**Supplied material:**
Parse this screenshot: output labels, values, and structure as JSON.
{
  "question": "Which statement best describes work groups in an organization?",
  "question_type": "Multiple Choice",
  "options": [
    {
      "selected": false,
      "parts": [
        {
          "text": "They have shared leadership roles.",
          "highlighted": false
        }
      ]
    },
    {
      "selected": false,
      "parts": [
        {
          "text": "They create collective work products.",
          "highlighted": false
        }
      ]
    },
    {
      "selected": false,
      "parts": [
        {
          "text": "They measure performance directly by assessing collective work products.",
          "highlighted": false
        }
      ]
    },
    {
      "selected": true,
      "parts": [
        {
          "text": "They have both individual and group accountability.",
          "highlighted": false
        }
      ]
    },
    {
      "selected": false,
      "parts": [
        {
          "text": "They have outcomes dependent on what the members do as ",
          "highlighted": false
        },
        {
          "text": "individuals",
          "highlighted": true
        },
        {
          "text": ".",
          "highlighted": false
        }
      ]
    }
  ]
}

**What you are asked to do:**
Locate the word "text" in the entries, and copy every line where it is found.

**Response area:**
          "text": "They have shared leadership roles.",
          "text": "They create collective work products.",
          "text": "They measure performance directly by assessing collective work products.",
          "text": "They have both individual and group accountability.",
          "text": "They have outcomes dependent on what the members do as ",
          "text": "individuals",
          "text": ".",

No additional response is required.